As we walked towards the lake on a sunny winter’s morning, one child gravitated towards the Arch of the Sun sculpture. He squeezed himself between the cold concrete pillars, crunching rocks underfoot. Several other children followed and then bent down to sort through the stones, describing them as frozen, crystal, glittery, shiny, sparkly.
One girl placed some stones in her pocket, noting that she would take them with her. This is my rock collector pocket… look at all these shiny rocks in my pocket. This small act seemed to be generated by both the material presence of the stones and the child’s desire to touch and feel the stones in her hands, even long after they had been placed in her pockets. I was reminded of Paulinii Rautio’s (2013) observation that we can see the seemingly everyday and trivial practice of child carrying stones as a way that children might refute or resist the construct of the nature/culture binary and shape their own politics of belonging with the more-than-human world.

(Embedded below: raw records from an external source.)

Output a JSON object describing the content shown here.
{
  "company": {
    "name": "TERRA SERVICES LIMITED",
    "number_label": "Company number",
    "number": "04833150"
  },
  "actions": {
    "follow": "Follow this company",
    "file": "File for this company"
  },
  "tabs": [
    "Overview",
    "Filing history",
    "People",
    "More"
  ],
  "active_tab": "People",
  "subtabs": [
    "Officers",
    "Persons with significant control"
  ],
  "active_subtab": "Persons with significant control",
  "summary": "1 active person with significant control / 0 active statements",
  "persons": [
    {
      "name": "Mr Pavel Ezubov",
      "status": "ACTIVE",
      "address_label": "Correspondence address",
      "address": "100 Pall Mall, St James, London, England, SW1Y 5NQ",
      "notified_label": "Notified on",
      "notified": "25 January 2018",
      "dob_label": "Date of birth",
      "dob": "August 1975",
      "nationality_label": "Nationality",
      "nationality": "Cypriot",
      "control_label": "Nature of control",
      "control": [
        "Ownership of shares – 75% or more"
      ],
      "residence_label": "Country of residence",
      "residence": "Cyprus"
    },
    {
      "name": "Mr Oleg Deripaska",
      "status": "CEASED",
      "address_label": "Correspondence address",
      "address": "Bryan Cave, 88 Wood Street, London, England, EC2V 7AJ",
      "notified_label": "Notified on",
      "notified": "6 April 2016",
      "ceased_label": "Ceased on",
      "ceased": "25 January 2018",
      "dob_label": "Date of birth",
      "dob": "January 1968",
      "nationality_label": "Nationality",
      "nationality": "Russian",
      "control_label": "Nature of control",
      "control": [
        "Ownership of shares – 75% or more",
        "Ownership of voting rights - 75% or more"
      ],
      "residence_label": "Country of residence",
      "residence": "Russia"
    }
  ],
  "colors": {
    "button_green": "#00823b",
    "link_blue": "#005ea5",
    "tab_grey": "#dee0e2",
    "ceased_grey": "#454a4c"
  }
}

In the meantime, another child had found some small ‘stones’ and was throwing them around. I asked to see one of the stones, noting the fragile, round shape of the items in his hand. I asked if he knew what the ‘stones’ were. He shook his head. That’s rabbit poo, I said. He held the ‘stone’ a little more tentatively as he pondered this thought. He eventually let it drop to the ground. He said to his friend, let’s follow the poo and see if it leads us to rabbits. They set off tracking the poo trails that were strewn across the ground. Their search took them over the grass, down a rocky bank and to a bark covered depression in the landscape. There, they found a dead rabbit and several dug-out holes.
There’s lots of rabbit poo. There must be rabbits around.
Let’s follow the rabbit poo trail and we will find the rabbits.
You go this way and I’ll go that way.
Here’s a dead rabbit but its cut. It’s in half. It’s a piece of rabbit.
Somebody ate it. Maybe those birds ate it. No, it just got old.
We left the rabbit with the elements, and headed to the lake. Some of the children noticed the receding fog on the water.
The cloud is on the ground. Its foggy isn’t it?
Another boy chimed in with an analogy reminiscent of London winters – sometimes it’s called pea soup – the phrase acting as a reminder of Australia’s colonial roots and the ongoing reverberations of a culture trying to make sense of a climate in a new place.
A few children started to toss pebbles into the lake. This caught on and a long line of children stood throwing the small smooth stones. One entreated others to stop so that the ducks would not be scared away – but others pointed out that the ducks were a long way off.
After a time, however, the children stopped throwing the stones, and sat together in the company of the duck, watching it disappear and reappear over and over as it bobbed under the water for its food.
On our return to the Centre, a couple of the children reached into their pockets to show me the items they had collected on the way – mostly stones, bones and small sticks.
I found that I too had unwittingly picked up a smooth stone and was running it through my fingers.
When we carry stones, for no particular reason, we engage with a practice that celebrates also being in the present rather than only knowing for the future. We have a vantage point into a mode of being that requires no words, no particular rationale and no rules (Rautio, 405: 2013).
Rautio, Pauliina (2013) Children who carry stones in their pockets: on autotelic material practices in everyday life, Children’s Geographies, 11:4, 394-408, DOI: 10.1080/14733285.2013.812278